A nasty intestinal bug sickens nearly twice as many Americans each year as was previously thought, according to the largest U.S. study to look at the problem.
European surgeons and engineers have devised a mind-controlled bionic hand that restores function almost as well as a flesh-and-blood transplant, but without the risk of rejection, a research paper said Wednesday.
Early results from an Ebola trial using the experimental drug Avigan (favipiravir) showed Monday it was somewhat effective at saving lives if given early in the illness, but not later.
It is the early hours of the morning and bars in the Liberian capital are packed as revelers drink, sing and rejoice their first night of freedom with the Ebola curfew lifted.

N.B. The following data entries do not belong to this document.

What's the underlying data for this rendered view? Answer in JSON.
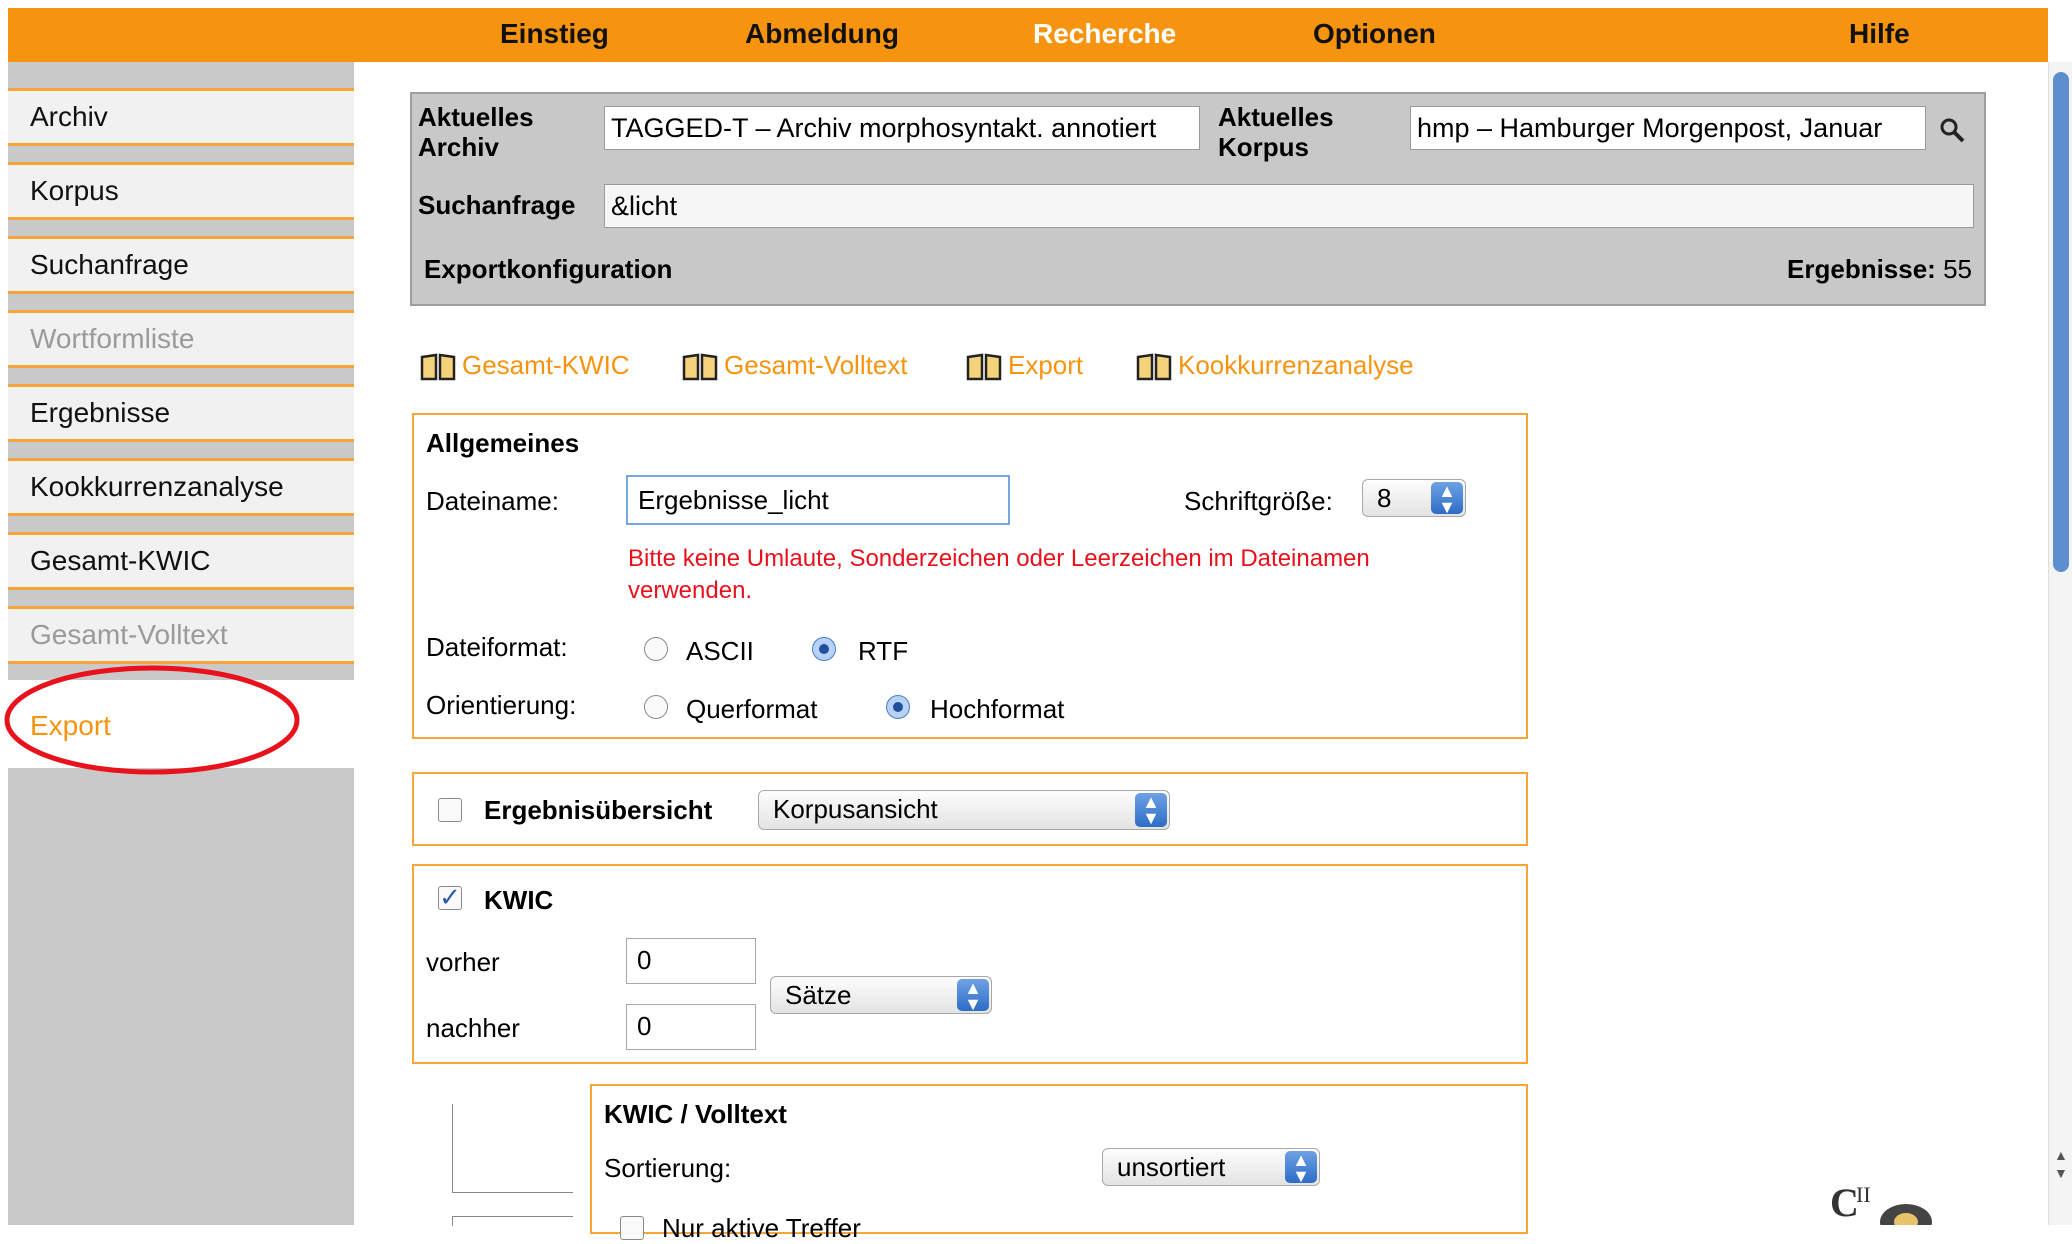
{
  "topnav": [
    "Einstieg",
    "Abmeldung",
    "Recherche",
    "Optionen",
    "Hilfe"
  ],
  "sidebar": [
    "Archiv",
    "Korpus",
    "Suchanfrage",
    "Wortformliste",
    "Ergebnisse",
    "Kookkurrenzanalyse",
    "Gesamt-KWIC",
    "Gesamt-Volltext",
    "Export"
  ],
  "info": {
    "archiv_label": "Aktuelles Archiv",
    "archiv_value": "TAGGED-T – Archiv morphosyntakt. annotiert",
    "korpus_label": "Aktuelles Korpus",
    "korpus_value": "hmp – Hamburger Morgenpost, Januar",
    "suchanfrage_label": "Suchanfrage",
    "suchanfrage_value": "&licht",
    "exportkonfig": "Exportkonfiguration",
    "ergebnisse_label": "Ergebnisse:",
    "ergebnisse_count": "55"
  },
  "actions": [
    "Gesamt-KWIC",
    "Gesamt-Volltext",
    "Export",
    "Kookkurrenzanalyse"
  ],
  "allgemeines": {
    "title": "Allgemeines",
    "dateiname_label": "Dateiname:",
    "dateiname_value": "Ergebnisse_licht",
    "schriftgroesse_label": "Schriftgröße:",
    "schriftgroesse_value": "8",
    "hint_line1": "Bitte keine Umlaute, Sonderzeichen oder Leerzeichen im Dateinamen",
    "hint_line2": "verwenden.",
    "dateiformat_label": "Dateiformat:",
    "ascii": "ASCII",
    "rtf": "RTF",
    "orientierung_label": "Orientierung:",
    "querformat": "Querformat",
    "hochformat": "Hochformat"
  },
  "ergebnisuebersicht": {
    "label": "Ergebnisübersicht",
    "select": "Korpusansicht"
  },
  "kwic": {
    "label": "KWIC",
    "vorher_label": "vorher",
    "vorher_value": "0",
    "nachher_label": "nachher",
    "nachher_value": "0",
    "unit": "Sätze"
  },
  "kwic_volltext": {
    "title": "KWIC / Volltext",
    "sortierung_label": "Sortierung:",
    "sortierung_value": "unsortiert",
    "nur_aktive": "Nur aktive Treffer"
  },
  "colors": {
    "orange": "#f7940f",
    "annotation_red": "#e8111c"
  }
}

Dozens of traditional Aymara grandmothers ease many of the aches and pains of aging by practicing a sport that is decidedly untraditional in Bolivia — team handball.
Researchers in Japan say black tea could help treat osteoporosis, a bone condition affecting older people, but admit you need to drink an awful lot of it.
Tiny nanoparticles that act like miniature drones could deliver a knock-out punch to plaque buildup in the arteries, according to an experimental approach described by U.S. scientists on Wednesday.
Satellites can help scientists follow parasites and viruses, and in some cases predict months ahead of time an outbreak of dengue fever or malaria, researchers said Sunday.
Breast cancer, prostate cancer, and even routine infections. A new report ties these and other maladies to smoking and says an additional 60,000 to 120,000 deaths each year in the United States are probably due to tobacco use.
Felicia Zander had a brain hemorrhage when she was six and spent more than a year in and out of hospital for X-rays, MRIs and about a dozen operations under general anesthetic.